So here we have a summary of what our church reckons as essential for “church unity” to actually be something meaningful. It’s a definition of which leaves out plenty that you or I might find somewhat important- I think there are five more sacraments and about a dozen more books in the bible than the quadrilateral requires, but I don’t think they should be reckoned essential.
When the deal with the Methodists gets debated by our General Convention and their General Conference, I guarantee people are going to focus on things like our different positions on gay marriage or whether Welch’s is valid matter for Communion, and I understand that, but I don’t think one’s position on those issues has a lot to do with whether little “c” churches are fully within the capital “C” church.
The rule, falsely attributed to Augustine but important nonetheless, holds- “in essentials unity, in non-essentials liberty, in all things charity.” With regard to the current ecumenical proposal, I honestly know neither how a Methodist view of “that which is essential” differs from ours nor the degree to which each point of our quadrilateral is satisfied (though I suspect the most delicate discussions will have to do with how the historic episcopate is or isn’t embodied in Methodist polity, and I pray that this is approached with sensitivity as well as thoroughness). I remain cautiously optimistic that our churches will each focus the discussion around what is deemed essential and that some progress might be made in our perrenial attempt to reëstablish the unity Christ intended for his body.
Granted, most of us don’t have an active role in making those decisions for the church. Even so, there is one thing we can do, and which I myself need to do, as difficult as it sometimes is. We need a change of heart. We can say “we’re all in the same business” a thousand times without really believing it. I can state my own appreciation of the work of other churches until I’m out of breath, while still secretly seeing those other churches as “the competition”. We can in one moment give lip service to ecumenism, and in the next moment be snide about how weird and out of touch those “other Christians” seem to be. I’m frequently guilty of this.
The most important thing to remember, though, is that Christ’s prayer for unity was not about being politique or delicate with those with whom we think we have so little in common. Christ’s prayer for unity has its basis in genuine love:
The glory that you have given me I have given them, so that they may be one, as we are one, I in them and you in me, that they may be completely one, so that the world may know that you have sent me and have loved them even as you have loved me.
Through our love of Jesus we come to love one another, even those whose religion seems to us strange or over-the-top. Again, none of us is in a position to effect the institutional unity of the church to a great degree, but we all have a part to play in bringing about its unity in love. Ultimately, that sort of unity is a necessary precursor to the other. Unless we truly love our brothers and sisters, unless we have that invisible bond of unity, visible unity can never exist.
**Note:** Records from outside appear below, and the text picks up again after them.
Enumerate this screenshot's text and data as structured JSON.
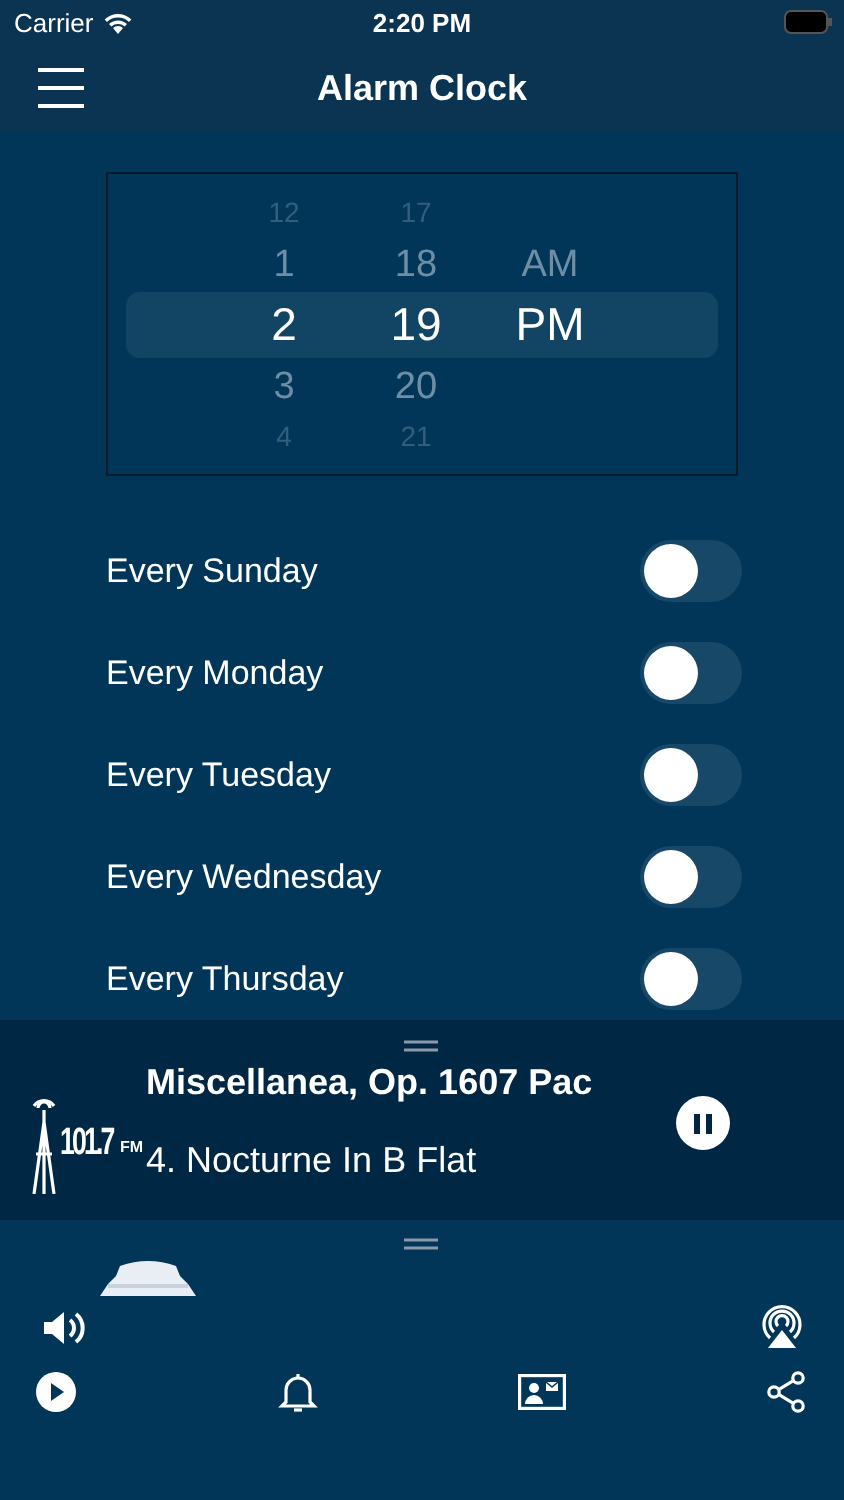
{
  "status_bar": {
    "carrier": "Carrier",
    "time": "2:20 PM"
  },
  "nav": {
    "title": "Alarm Clock"
  },
  "picker": {
    "columns": [
      {
        "kind": "hour",
        "items": [
          {
            "label": "12",
            "selected": false
          },
          {
            "label": "1",
            "selected": false
          },
          {
            "label": "2",
            "selected": true
          },
          {
            "label": "3",
            "selected": false
          },
          {
            "label": "4",
            "selected": false
          }
        ]
      },
      {
        "kind": "minute",
        "items": [
          {
            "label": "17",
            "selected": false
          },
          {
            "label": "18",
            "selected": false
          },
          {
            "label": "19",
            "selected": true
          },
          {
            "label": "20",
            "selected": false
          },
          {
            "label": "21",
            "selected": false
          }
        ]
      },
      {
        "kind": "period",
        "items": [
          {
            "label": "AM",
            "selected": false
          },
          {
            "label": "PM",
            "selected": true
          }
        ]
      }
    ]
  },
  "days": [
    {
      "label": "Every Sunday",
      "on": false
    },
    {
      "label": "Every Monday",
      "on": false
    },
    {
      "label": "Every Tuesday",
      "on": false
    },
    {
      "label": "Every Wednesday",
      "on": false
    },
    {
      "label": "Every Thursday",
      "on": false
    }
  ],
  "player": {
    "logo": {
      "number": "101.7",
      "band": "FM"
    },
    "title": "Miscellanea, Op. 1607 Pac",
    "subtitle": "4. Nocturne In B Flat",
    "playing": true
  },
  "toolbar": {
    "items": [
      {
        "kind": "play"
      },
      {
        "kind": "bell"
      },
      {
        "kind": "contact"
      },
      {
        "kind": "share"
      }
    ]
  }
}
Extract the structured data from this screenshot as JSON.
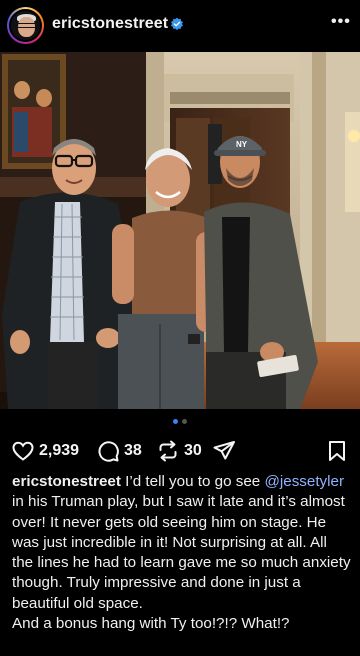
{
  "post": {
    "username": "ericstonestreet",
    "verified": true,
    "more_label": "•••",
    "image_alt": "Three men posing together in an ornate wood-panelled room",
    "carousel": {
      "count": 2,
      "active_index": 0
    }
  },
  "actions": {
    "likes": "2,939",
    "comments": "38",
    "reposts": "30"
  },
  "caption": {
    "username": "ericstonestreet",
    "text_1": "I’d tell you to go see ",
    "mention": "@jessetyler",
    "text_2": " in his Truman play, but I saw it late and it’s almost over! It never gets old seeing him on stage. He was just incredible in it! Not surprising at all. All the lines he had to learn gave me so much anxiety though. Truly impressive and done in just a beautiful old space.",
    "text_3": "And a bonus hang with Ty too!?!? What!?"
  },
  "colors": {
    "background": "#000000",
    "verified": "#3897f0",
    "mention": "#8fb2ff",
    "carousel_active": "#3b82f6"
  }
}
Far from being a matter for only the highest levels of church leadership, church unity must begin with each of us, setting aside our discomfort, and “living in love as Christ loved us.” This is easier said than done, but it is our charge. May we be given the charity to accomplish it.
+In the name of the Father and of the Son and of the Holy Spirit. Amen.